Action item: Lines holding the string "html" in the listing below are to be copied.

===== Data supplied

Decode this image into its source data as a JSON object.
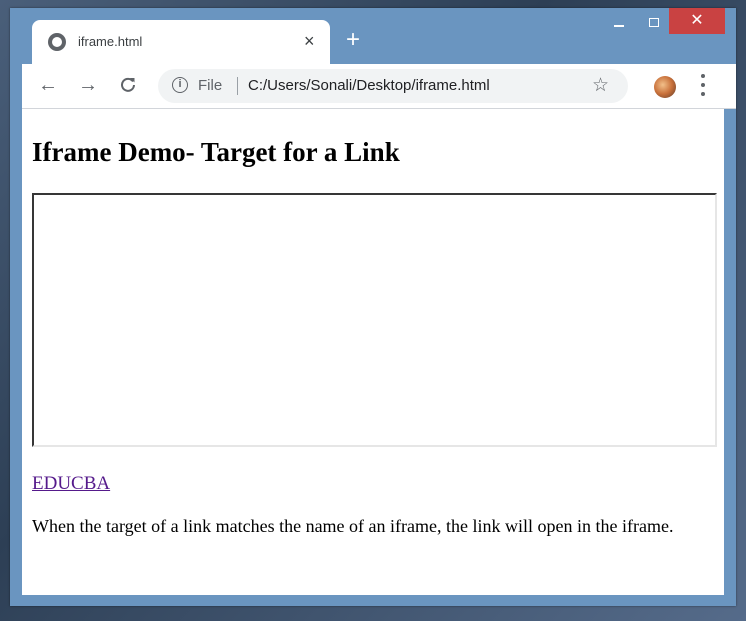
{
  "browser": {
    "tab_title": "iframe.html",
    "tab_close": "×",
    "new_tab": "+",
    "caption_close": "✕",
    "nav_back": "←",
    "nav_forward": "→",
    "nav_reload": "C",
    "info_glyph": "i",
    "scheme_label": "File",
    "url": "C:/Users/Sonali/Desktop/iframe.html",
    "star": "☆",
    "icons": [
      "globe-icon",
      "back-arrow-icon",
      "forward-arrow-icon",
      "reload-icon",
      "info-icon",
      "star-icon",
      "kebab-menu-icon"
    ]
  },
  "page": {
    "heading": "Iframe Demo- Target for a Link",
    "link_text": "EDUCBA",
    "paragraph": "When the target of a link matches the name of an iframe, the link will open in the iframe."
  },
  "colors": {
    "window_frame": "#6a95c0",
    "close_button": "#c94242",
    "visited_link": "#551a8b"
  }
}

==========

Task result:
    "tab_title": "iframe.html",
    "url": "C:/Users/Sonali/Desktop/iframe.html",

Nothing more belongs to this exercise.